*Try it*.
Read the entries below and pull out each line with the string "WHITE".

[Material provided — start]

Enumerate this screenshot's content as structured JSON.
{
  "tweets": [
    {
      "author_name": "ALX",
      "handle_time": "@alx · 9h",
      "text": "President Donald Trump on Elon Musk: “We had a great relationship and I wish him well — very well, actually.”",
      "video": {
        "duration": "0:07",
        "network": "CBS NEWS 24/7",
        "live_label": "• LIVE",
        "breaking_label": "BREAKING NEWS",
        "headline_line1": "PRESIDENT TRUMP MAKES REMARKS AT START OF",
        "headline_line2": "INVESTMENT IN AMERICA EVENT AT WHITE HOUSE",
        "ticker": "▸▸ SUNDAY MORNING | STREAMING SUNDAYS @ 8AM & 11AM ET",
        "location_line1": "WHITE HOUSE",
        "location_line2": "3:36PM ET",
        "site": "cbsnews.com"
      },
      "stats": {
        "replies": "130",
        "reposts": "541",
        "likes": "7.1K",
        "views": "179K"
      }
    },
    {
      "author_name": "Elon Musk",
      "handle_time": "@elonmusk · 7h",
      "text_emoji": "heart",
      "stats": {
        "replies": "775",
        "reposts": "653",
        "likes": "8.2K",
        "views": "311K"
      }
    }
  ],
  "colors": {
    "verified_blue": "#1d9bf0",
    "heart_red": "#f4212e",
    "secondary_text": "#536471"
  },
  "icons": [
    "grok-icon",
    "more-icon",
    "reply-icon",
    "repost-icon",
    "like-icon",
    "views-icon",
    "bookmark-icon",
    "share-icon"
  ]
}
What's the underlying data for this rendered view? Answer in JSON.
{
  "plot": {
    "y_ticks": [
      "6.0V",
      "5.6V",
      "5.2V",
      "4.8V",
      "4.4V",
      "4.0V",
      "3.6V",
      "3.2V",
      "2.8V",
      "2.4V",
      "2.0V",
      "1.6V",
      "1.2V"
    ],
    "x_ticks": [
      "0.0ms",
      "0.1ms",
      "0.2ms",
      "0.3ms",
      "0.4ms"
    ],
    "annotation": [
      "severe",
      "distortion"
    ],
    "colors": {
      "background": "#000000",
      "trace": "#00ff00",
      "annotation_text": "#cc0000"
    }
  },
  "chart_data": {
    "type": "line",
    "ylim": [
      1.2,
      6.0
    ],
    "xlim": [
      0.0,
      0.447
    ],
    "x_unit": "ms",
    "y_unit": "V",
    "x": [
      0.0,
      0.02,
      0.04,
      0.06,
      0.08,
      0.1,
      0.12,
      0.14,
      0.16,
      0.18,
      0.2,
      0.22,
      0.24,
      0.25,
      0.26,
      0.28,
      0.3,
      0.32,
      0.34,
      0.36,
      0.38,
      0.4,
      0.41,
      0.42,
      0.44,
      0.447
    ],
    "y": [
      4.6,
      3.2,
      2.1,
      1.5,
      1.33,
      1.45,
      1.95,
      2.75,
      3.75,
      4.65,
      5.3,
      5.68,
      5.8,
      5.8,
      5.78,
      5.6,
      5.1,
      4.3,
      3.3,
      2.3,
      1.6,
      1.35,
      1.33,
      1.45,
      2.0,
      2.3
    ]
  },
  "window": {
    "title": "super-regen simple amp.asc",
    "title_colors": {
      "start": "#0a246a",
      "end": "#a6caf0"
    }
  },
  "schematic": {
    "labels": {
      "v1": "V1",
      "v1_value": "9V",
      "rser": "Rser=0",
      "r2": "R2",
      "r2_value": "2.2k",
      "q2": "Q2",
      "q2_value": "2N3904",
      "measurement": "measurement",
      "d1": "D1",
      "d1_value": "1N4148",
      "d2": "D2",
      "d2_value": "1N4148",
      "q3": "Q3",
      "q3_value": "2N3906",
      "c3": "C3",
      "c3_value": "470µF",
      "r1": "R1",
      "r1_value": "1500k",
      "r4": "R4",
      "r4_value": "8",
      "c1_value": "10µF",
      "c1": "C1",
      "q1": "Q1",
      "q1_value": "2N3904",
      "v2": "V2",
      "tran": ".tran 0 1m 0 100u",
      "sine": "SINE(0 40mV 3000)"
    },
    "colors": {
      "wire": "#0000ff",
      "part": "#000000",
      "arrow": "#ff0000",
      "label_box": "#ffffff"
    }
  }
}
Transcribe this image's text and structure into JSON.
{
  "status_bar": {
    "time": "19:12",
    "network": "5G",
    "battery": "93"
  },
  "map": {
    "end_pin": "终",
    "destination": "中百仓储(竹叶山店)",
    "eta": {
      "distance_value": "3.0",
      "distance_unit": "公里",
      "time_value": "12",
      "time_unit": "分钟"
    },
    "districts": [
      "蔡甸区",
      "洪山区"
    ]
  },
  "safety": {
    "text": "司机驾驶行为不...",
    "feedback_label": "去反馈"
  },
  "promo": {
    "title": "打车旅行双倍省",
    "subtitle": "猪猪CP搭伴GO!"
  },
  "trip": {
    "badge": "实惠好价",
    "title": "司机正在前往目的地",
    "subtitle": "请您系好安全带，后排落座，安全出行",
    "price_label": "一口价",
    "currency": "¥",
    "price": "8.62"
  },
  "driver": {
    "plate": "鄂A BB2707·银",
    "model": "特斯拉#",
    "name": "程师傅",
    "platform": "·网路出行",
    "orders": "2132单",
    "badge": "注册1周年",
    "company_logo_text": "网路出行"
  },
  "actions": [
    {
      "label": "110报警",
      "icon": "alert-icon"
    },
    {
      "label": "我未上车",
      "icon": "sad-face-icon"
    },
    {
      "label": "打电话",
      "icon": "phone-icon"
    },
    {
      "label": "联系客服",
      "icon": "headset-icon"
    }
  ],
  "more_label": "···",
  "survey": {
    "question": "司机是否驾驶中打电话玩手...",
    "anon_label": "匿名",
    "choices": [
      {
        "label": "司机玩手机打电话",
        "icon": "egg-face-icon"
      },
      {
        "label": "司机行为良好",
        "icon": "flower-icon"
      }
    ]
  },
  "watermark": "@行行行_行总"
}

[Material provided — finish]

*Response*.
        "headline_line2": "INVESTMENT IN AMERICA EVENT AT WHITE HOUSE",
        "location_line1": "WHITE HOUSE",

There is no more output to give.